One of the problems with these giant cassette holders was that they would not easily slide underneath your car seat. I used to leave mine in my passenger seat, and that’s the last place I saw it. I was still dragging around 60 cassette tapes on a daily basis back in 1992 when my car got broken into while I was working at Pizza Inn. I lost my 60 favorite tapes that day (along with a bunch of amplifiers and speakers) and I decided to replace them on CD.
Car cassette players remained useful for many years, mostly as a place to insert those cassette-shaped CD adapter. For several years in the early 90s I had a CD Walkman in my car with the audio running out of the headphone jack and into the cassette deck of my car. (What a pain that was, trying to find a place to put a portable CD player to keep it from skipping back then.) I replaced the cassette player in my ’96 Neon with a CD player, but both our ’99 Rodeo and ’03 Odyssey had both cassette players and in-dash CD changers. My ’06 Avalanche was the first vehicle we bought that did not come with a cassette player.

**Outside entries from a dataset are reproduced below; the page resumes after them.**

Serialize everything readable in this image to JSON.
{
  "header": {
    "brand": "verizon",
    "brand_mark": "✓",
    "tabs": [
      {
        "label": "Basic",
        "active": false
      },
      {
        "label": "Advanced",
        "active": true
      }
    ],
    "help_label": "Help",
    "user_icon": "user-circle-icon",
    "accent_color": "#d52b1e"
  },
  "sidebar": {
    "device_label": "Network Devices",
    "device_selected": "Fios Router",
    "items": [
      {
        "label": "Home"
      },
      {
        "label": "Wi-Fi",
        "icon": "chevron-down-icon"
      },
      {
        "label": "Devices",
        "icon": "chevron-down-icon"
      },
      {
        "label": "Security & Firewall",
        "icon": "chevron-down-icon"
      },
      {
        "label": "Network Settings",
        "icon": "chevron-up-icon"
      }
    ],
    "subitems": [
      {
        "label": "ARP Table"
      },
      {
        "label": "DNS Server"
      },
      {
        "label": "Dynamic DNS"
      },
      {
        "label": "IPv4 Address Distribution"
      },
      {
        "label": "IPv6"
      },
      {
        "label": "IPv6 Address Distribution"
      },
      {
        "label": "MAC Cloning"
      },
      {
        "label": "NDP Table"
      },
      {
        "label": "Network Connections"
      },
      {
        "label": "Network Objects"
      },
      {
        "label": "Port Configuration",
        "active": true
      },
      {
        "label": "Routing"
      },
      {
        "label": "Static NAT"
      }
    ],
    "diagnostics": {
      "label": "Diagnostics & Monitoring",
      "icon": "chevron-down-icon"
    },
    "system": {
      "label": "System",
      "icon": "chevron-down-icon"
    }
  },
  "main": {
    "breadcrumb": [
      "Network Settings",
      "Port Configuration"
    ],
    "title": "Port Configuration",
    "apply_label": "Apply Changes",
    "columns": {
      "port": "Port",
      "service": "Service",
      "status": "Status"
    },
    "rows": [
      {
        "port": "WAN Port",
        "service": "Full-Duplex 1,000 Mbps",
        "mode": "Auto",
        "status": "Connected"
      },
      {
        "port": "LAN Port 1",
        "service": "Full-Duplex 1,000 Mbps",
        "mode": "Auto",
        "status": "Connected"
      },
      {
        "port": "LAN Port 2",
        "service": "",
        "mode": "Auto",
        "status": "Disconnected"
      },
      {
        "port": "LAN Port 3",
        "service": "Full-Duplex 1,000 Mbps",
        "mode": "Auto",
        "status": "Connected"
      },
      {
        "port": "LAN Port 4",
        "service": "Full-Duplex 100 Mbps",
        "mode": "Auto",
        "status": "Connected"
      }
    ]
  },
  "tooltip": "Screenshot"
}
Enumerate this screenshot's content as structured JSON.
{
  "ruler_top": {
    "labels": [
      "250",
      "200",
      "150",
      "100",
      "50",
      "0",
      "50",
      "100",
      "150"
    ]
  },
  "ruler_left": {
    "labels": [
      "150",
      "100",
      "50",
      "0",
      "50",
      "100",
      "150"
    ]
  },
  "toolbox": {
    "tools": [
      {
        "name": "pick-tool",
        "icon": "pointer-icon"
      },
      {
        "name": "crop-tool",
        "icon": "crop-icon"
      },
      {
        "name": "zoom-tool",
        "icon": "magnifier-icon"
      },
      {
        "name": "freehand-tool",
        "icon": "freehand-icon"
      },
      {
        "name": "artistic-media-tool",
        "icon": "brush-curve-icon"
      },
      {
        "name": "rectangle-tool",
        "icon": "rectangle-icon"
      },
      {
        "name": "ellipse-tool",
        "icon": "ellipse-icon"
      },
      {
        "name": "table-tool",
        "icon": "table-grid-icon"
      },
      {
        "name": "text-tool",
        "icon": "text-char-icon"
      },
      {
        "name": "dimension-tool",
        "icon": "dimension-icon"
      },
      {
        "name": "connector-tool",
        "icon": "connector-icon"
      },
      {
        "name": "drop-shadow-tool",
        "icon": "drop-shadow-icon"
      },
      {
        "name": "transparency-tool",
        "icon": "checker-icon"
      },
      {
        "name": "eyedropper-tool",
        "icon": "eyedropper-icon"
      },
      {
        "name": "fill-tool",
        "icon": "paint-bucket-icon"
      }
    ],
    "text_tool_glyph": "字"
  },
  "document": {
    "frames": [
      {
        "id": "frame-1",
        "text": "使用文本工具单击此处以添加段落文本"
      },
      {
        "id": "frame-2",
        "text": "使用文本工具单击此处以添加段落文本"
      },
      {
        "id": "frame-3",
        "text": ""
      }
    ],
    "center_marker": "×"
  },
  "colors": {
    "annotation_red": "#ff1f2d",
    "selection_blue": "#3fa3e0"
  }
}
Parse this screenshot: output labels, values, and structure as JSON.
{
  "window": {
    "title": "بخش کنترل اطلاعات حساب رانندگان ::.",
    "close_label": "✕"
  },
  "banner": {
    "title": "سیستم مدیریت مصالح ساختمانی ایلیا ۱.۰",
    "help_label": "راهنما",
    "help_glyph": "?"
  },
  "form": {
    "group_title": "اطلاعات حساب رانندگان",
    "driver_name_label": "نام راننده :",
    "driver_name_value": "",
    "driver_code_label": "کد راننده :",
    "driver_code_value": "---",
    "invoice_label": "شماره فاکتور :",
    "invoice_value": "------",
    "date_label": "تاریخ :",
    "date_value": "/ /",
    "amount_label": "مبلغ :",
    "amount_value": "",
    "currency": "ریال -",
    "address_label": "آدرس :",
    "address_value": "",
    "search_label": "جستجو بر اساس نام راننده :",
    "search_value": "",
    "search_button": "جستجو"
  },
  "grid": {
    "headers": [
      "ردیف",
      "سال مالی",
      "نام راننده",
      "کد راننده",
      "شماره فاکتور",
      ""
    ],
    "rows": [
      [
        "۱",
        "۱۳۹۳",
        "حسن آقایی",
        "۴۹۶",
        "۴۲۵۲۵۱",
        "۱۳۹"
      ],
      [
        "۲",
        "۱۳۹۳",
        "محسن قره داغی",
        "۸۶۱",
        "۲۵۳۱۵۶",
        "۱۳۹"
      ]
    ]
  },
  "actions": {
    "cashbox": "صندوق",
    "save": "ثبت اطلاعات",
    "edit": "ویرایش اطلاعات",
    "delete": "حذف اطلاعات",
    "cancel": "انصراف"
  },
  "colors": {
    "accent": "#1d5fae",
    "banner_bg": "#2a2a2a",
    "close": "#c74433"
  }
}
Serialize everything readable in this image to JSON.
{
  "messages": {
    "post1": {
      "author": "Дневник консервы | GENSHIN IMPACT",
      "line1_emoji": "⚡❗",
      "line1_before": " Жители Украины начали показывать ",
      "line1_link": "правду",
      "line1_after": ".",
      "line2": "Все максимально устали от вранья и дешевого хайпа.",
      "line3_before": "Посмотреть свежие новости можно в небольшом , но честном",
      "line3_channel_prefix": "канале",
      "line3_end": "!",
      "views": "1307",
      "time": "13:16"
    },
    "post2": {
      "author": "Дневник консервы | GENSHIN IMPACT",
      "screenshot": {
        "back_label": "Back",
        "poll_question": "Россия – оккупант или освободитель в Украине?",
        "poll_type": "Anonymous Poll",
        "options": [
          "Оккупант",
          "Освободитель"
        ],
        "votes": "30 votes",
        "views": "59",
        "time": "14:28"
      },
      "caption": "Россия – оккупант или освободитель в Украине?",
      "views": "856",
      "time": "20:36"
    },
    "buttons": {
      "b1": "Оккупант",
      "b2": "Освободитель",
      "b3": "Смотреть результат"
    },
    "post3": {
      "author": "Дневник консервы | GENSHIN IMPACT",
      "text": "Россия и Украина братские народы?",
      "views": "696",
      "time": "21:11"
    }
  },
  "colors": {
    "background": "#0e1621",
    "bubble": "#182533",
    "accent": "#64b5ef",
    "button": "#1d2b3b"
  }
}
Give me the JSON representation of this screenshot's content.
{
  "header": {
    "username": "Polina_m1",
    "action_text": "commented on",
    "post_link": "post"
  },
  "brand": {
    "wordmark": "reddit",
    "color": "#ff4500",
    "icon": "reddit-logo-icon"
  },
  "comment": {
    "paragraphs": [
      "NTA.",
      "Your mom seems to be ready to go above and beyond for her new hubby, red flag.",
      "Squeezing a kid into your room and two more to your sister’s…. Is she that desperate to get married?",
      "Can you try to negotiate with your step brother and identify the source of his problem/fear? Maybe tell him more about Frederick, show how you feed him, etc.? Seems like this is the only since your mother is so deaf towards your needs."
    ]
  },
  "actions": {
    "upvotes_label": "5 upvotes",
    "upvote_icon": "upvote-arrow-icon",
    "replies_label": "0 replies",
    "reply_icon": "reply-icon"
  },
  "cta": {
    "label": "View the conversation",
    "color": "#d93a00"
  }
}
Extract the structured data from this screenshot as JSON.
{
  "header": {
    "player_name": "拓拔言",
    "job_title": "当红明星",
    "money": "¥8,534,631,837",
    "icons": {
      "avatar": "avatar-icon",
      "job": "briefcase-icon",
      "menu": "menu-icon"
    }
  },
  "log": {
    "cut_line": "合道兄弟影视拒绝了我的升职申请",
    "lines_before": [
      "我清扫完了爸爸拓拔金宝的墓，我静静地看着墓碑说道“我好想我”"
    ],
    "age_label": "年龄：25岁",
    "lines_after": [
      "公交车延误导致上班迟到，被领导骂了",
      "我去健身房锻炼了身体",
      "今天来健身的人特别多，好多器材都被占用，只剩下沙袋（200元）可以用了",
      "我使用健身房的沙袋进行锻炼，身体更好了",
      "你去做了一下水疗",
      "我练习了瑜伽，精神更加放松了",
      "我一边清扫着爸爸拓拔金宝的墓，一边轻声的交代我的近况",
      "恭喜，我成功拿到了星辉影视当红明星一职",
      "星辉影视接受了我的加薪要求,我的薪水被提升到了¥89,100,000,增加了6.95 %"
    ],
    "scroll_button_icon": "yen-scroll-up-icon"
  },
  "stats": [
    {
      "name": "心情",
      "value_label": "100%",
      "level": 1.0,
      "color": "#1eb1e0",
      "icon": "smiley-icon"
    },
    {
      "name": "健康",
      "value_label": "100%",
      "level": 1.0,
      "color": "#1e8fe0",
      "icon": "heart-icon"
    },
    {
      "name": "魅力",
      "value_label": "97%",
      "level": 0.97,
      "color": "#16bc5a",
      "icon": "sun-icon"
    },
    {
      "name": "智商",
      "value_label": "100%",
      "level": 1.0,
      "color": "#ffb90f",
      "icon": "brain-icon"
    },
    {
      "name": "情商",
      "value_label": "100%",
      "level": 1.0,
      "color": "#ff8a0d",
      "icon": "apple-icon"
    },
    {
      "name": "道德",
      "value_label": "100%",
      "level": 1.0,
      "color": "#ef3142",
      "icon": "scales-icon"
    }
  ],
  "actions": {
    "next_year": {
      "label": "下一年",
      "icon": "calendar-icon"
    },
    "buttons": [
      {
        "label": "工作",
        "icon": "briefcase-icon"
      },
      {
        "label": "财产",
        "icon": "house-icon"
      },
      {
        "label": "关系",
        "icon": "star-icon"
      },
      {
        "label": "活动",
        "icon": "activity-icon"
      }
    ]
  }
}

Today, none of our vehicles have one. In fact, other than a couple of modular dual cassette decks I saved from the old days, we don’t have anything that plays cassettes in our house. None of the kids’ boomboxes do. Of the remaining two boomboxes Susan and I had left over from the ’90s, the left speaker of Susan’s went out and the CD player quit working on mine. Both made their way to Goodwill years ago.
One of those old dual cassette decks I mentioned sits in my computer room, wired in to my computer’s sound card. I have a lot of tapes from Oklahoma City and Spokane bands that never made it to CD, so I used this setup to preserve the music and convert them over to mp3s. I even converted all of those old cassettes full of radio tunes to mp3 as well. I like having the commercials and the DJ banter preserved, even if some of those tapes contain the same song two or three times. (I must have really liked “The Superbowl Shuffle” and “Spies Like Us”.) For the cassettes I got from local bands, there are digital plug-ins available that will boost volume and reduce hiss, producing a very clean and listenable sound.
Out in my garage I have (of course) a box with 100 or so cassette tapes. Maybe 10 of them are ones that came from local bands; the rest… I’m not sure. Some aren’t even labeled. One of these rainy days I need to dig through them and give them one last listen before giving them a thumbs up (archive) or thumbs down (into the garbage chute, fly boy). Like any sort of magnetic-based media, these things won’t last forever so I need to get around to archiving the ones I want while I still can.